It’s been great during COVID to continue doing the show. For the first month and a half or so I was doing daily episodes, just calling people on the phone. Absent the ability to go out and play music or go to shows, it scratched that itch. It makes me feel more alive after I just listen to somebody for an hour. That bleeds over into non-musicians, just to friends. I’ve been having long phone calls with people again, which is great. It makes me want to get a landline and ditch my cell phone. That’s my fantasy, to just have a landline and no cell phone and have somebody else check all my emails and just print the ones I need to respond to. They could send them in one of those old tubes into my office, and then I’ll respond with written responses and they can type it up. Didn’t they have that in the Hudsucker Proxy? It seems kind of Cohen-ish. There was a building we lived in downtown that had a system like that, but it wasn’t operational, alas. As a kid I was a computer enthusiast.
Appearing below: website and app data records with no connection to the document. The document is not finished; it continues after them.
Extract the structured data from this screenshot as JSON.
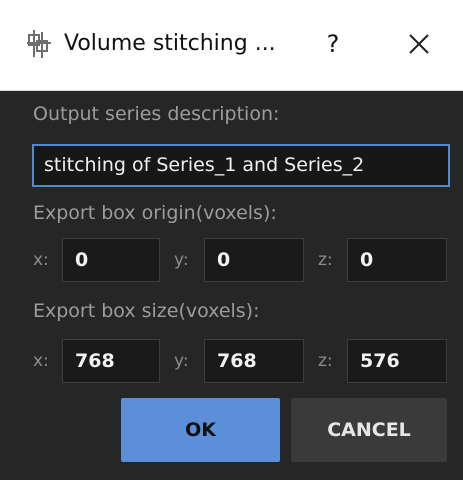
{
  "window": {
    "title": "Volume stitching ...",
    "help_label": "?",
    "icon": "sync-arrows-icon",
    "close_icon": "close-icon"
  },
  "form": {
    "description_label": "Output series description:",
    "description_value": "stitching of Series_1 and Series_2",
    "origin_label": "Export box origin(voxels):",
    "origin": {
      "x_label": "x:",
      "x": "0",
      "y_label": "y:",
      "y": "0",
      "z_label": "z:",
      "z": "0"
    },
    "size_label": "Export box size(voxels):",
    "size": {
      "x_label": "x:",
      "x": "768",
      "y_label": "y:",
      "y": "768",
      "z_label": "z:",
      "z": "576"
    }
  },
  "buttons": {
    "ok": "OK",
    "cancel": "CANCEL"
  },
  "colors": {
    "background": "#262626",
    "accent": "#5b90d9",
    "focus_border": "#4f8ad6"
  }
}
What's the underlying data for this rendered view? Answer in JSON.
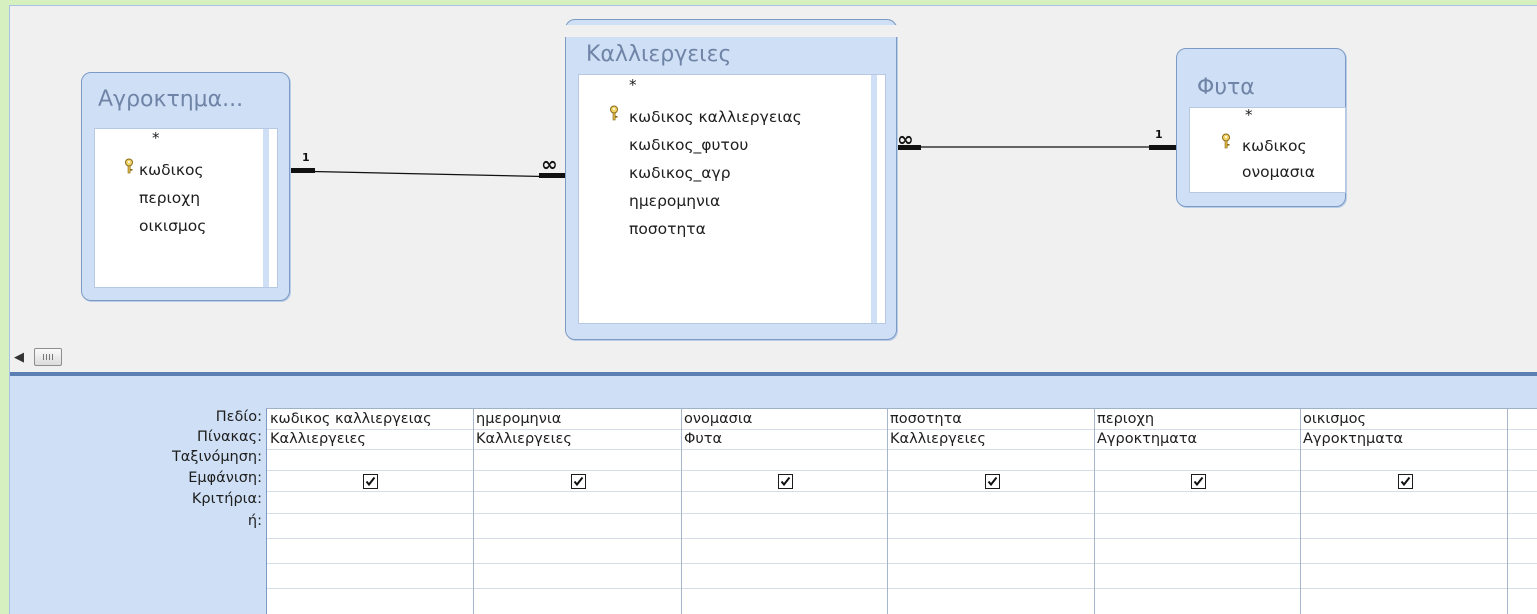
{
  "tables": {
    "agrokt": {
      "title": "Αγροκτημα...",
      "fields": [
        "*",
        "κωδικος",
        "περιοχη",
        "οικισμος"
      ],
      "key_field": "κωδικος"
    },
    "kall": {
      "title": "Καλλιεργειες",
      "fields": [
        "*",
        "κωδικος καλλιεργειας",
        "κωδικος_φυτου",
        "κωδικος_αγρ",
        "ημερομηνια",
        "ποσοτητα"
      ],
      "key_field": "κωδικος καλλιεργειας"
    },
    "fyta": {
      "title": "Φυτα",
      "fields": [
        "*",
        "κωδικος",
        "ονομασια"
      ],
      "key_field": "κωδικος"
    }
  },
  "relationships": [
    {
      "from": "Αγροκτημα...",
      "to": "Καλλιεργειες",
      "from_label": "1",
      "to_label": "∞"
    },
    {
      "from": "Καλλιεργειες",
      "to": "Φυτα",
      "from_label": "∞",
      "to_label": "1"
    }
  ],
  "grid": {
    "row_labels": [
      "Πεδίο:",
      "Πίνακας:",
      "Ταξινόμηση:",
      "Εμφάνιση:",
      "Κριτήρια:",
      "ή:"
    ],
    "columns": [
      {
        "field": "κωδικος καλλιεργειας",
        "table": "Καλλιεργειες",
        "sort": "",
        "show": true
      },
      {
        "field": "ημερομηνια",
        "table": "Καλλιεργειες",
        "sort": "",
        "show": true
      },
      {
        "field": "ονομασια",
        "table": "Φυτα",
        "sort": "",
        "show": true
      },
      {
        "field": "ποσοτητα",
        "table": "Καλλιεργειες",
        "sort": "",
        "show": true
      },
      {
        "field": "περιοχη",
        "table": "Αγροκτηματα",
        "sort": "",
        "show": true
      },
      {
        "field": "οικισμος",
        "table": "Αγροκτηματα",
        "sort": "",
        "show": true
      }
    ]
  },
  "icons": {
    "key": "key-icon",
    "checkbox": "checkmark-icon",
    "scroll_left": "scroll-left-arrow-icon"
  },
  "colors": {
    "table_header": "#cfe0f6",
    "table_border": "#7d9ac4",
    "title_text": "#6f84a6",
    "outer_background": "#d6f0bf"
  }
}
I’m not anti-technology, but I do think the technology is getting more powerful than my brain and hijacking me. 

(Photo Credit: Priscilla C. Scott)

Joe Wong is the Los Angeles-based, Milwaukee-raised multi-instrumentalist, podcast host (The Trap Set) and composer behind buzzworthy shows including Master of None, Russian Doll, Ugly Delicious and Awkwafina is Nora From Queens more. He recently released his Mary Timony (Ex Hex, Helium)-produced debut album Nite Creatures via Decca Records. The album includes an incredible array of guest musicians, including Mary Lattimore, Steven Drozd, Craig Wedren, and more.

(Photo Credit: Priscilla C. Scott)